**TO DO:** Reproduce the data below word for word.

------------

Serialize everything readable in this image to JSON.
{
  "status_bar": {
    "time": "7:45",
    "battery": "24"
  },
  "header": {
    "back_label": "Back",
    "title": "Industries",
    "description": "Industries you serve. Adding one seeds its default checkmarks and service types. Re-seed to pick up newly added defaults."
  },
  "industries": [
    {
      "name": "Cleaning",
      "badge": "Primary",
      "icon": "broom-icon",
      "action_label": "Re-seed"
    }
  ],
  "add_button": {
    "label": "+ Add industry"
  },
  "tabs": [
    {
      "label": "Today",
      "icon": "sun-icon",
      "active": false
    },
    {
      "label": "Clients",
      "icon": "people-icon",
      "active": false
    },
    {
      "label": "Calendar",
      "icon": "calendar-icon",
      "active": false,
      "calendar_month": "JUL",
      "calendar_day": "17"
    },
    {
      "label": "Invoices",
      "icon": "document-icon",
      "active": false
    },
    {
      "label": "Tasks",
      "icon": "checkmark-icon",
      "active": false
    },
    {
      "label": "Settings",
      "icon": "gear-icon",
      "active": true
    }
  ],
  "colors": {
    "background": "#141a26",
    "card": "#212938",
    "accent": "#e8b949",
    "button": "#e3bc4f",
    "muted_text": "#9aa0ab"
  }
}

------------

**WRITTEN SOLUTION:**
Serialize everything readable in this image to JSON.
{
  "status_bar": {
    "time": "7:45",
    "battery": "24"
  },
  "header": {
    "back_label": "Back",
    "title": "Industries",
    "description": "Industries you serve. Adding one seeds its default checkmarks and service types. Re-seed to pick up newly added defaults."
  },
  "industries": [
    {
      "name": "Cleaning",
      "badge": "Primary",
      "icon": "broom-icon",
      "action_label": "Re-seed"
    }
  ],
  "add_button": {
    "label": "+ Add industry"
  },
  "tabs": [
    {
      "label": "Today",
      "icon": "sun-icon",
      "active": false
    },
    {
      "label": "Clients",
      "icon": "people-icon",
      "active": false
    },
    {
      "label": "Calendar",
      "icon": "calendar-icon",
      "active": false,
      "calendar_month": "JUL",
      "calendar_day": "17"
    },
    {
      "label": "Invoices",
      "icon": "document-icon",
      "active": false
    },
    {
      "label": "Tasks",
      "icon": "checkmark-icon",
      "active": false
    },
    {
      "label": "Settings",
      "icon": "gear-icon",
      "active": true
    }
  ],
  "colors": {
    "background": "#141a26",
    "card": "#212938",
    "accent": "#e8b949",
    "button": "#e3bc4f",
    "muted_text": "#9aa0ab"
  }
}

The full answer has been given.